● DATA TO PROCESS:

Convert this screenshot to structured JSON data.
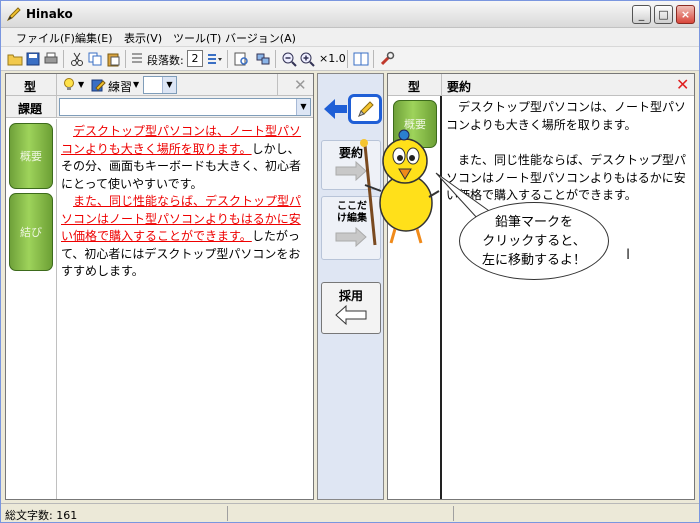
{
  "window": {
    "title": "Hinako"
  },
  "menu": [
    "ファイル(F)",
    "編集(E)",
    "表示(V)",
    "ツール(T)",
    "バージョン(A)"
  ],
  "toolbar": {
    "paragraph_label": "段落数:",
    "paragraph_value": "2",
    "zoom_label": "×1.0"
  },
  "left_panel": {
    "type_label": "型",
    "mode_label": "練習",
    "task_label": "課題",
    "tabs": [
      "概要",
      "結び"
    ],
    "paragraphs": [
      {
        "red": "デスクトップ型パソコンは、ノート型パソコンよりも大きく場所を取ります。",
        "normal": "しかし、その分、画面もキーボードも大きく、初心者にとって使いやすいです。"
      },
      {
        "red": "また、同じ性能ならば、デスクトップ型パソコンはノート型パソコンよりもはるかに安い価格で購入することができます。",
        "normal": "したがって、初心者にはデスクトップ型パソコンをおすすめします。"
      }
    ]
  },
  "middle_panel": {
    "summary_label": "要約",
    "edit_here_label": "ここだけ編集",
    "adopt_label": "採用"
  },
  "right_panel": {
    "type_label": "型",
    "summary_label": "要約",
    "tab": "概要",
    "paragraphs": [
      "デスクトップ型パソコンは、ノート型パソコンよりも大きく場所を取ります。",
      "また、同じ性能ならば、デスクトップ型パソコンはノート型パソコンよりもはるかに安い価格で購入することができます。"
    ]
  },
  "balloon": {
    "lines": [
      "鉛筆マークを",
      "クリックすると、",
      "左に移動するよ！"
    ]
  },
  "status": {
    "char_count": "総文字数: 161"
  },
  "colors": {
    "red_text": "#ee0000",
    "tab_green": "#8cc34b",
    "arrow_blue": "#1f5fd6",
    "mascot_yellow": "#ffe01a"
  }
}
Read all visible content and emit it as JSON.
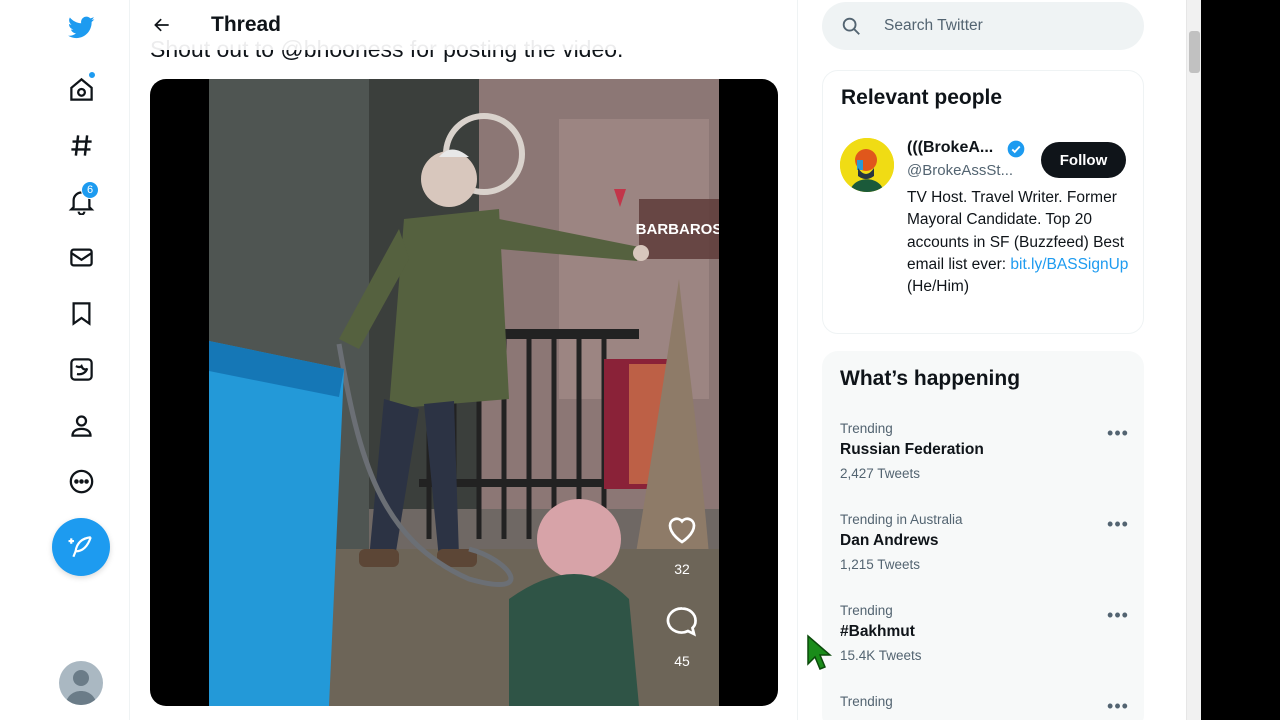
{
  "nav": {
    "items": [
      {
        "icon": "twitter-logo-icon"
      },
      {
        "icon": "home-icon"
      },
      {
        "icon": "explore-hash-icon"
      },
      {
        "icon": "notifications-bell-icon",
        "badge": "6"
      },
      {
        "icon": "messages-envelope-icon"
      },
      {
        "icon": "bookmark-icon"
      },
      {
        "icon": "twitter-blue-icon"
      },
      {
        "icon": "profile-icon"
      },
      {
        "icon": "more-circle-icon"
      }
    ],
    "tweet_button_icon": "compose-feather-icon",
    "brand_color": "#1d9bf0"
  },
  "header": {
    "title": "Thread"
  },
  "tweet": {
    "text_partial": "Shout out to @bhooness for posting the video.",
    "video": {
      "likes": "32",
      "comments": "45",
      "storefront_sign": "BARBAROS"
    }
  },
  "search": {
    "placeholder": "Search Twitter"
  },
  "relevant_people": {
    "title": "Relevant people",
    "person": {
      "name": "(((BrokeA...",
      "handle": "@BrokeAssSt...",
      "follow_label": "Follow",
      "bio_text": "TV Host. Travel Writer. Former Mayoral Candidate. Top 20 accounts in SF (Buzzfeed) Best email list ever: ",
      "bio_link": "bit.ly/BASSignUp",
      "bio_suffix": "(He/Him)"
    }
  },
  "whats_happening": {
    "title": "What’s happening",
    "trends": [
      {
        "meta": "Trending",
        "name": "Russian Federation",
        "count": "2,427 Tweets"
      },
      {
        "meta": "Trending in Australia",
        "name": "Dan Andrews",
        "count": "1,215 Tweets"
      },
      {
        "meta": "Trending",
        "name": "#Bakhmut",
        "count": "15.4K Tweets"
      },
      {
        "meta": "Trending",
        "name": "",
        "count": ""
      }
    ]
  }
}
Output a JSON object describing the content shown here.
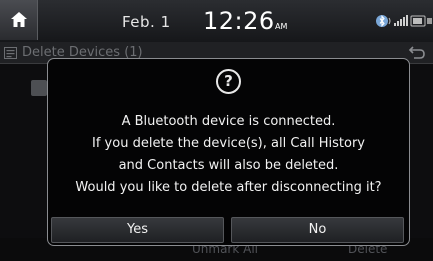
{
  "status_bar": {
    "date": "Feb.  1",
    "time": "12:26",
    "ampm": "AM"
  },
  "header": {
    "title": "Delete Devices (1)"
  },
  "background_buttons": {
    "left_label": "Unmark All",
    "right_label": "Delete"
  },
  "dialog": {
    "icon": "question-icon",
    "lines": [
      "A Bluetooth device is connected.",
      "If you delete the device(s), all Call History",
      "and Contacts will also be deleted.",
      "Would you like to delete after disconnecting it?"
    ],
    "yes_label": "Yes",
    "no_label": "No"
  },
  "icons": {
    "home": "home-icon",
    "bluetooth": "bluetooth-icon",
    "signal": "signal-icon",
    "title": "list-icon",
    "back": "back-icon"
  },
  "colors": {
    "dialog_border": "#8a8c90",
    "dialog_background": "#040405",
    "text": "#f2f2f2",
    "dimmed_text": "#6c6e72"
  }
}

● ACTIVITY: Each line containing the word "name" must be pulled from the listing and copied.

● EXERCISE RESPONSE:
      "name": "(((BrokeA...",
        "name": "Russian Federation",
        "name": "Dan Andrews",
        "name": "#Bakhmut",
        "name": "",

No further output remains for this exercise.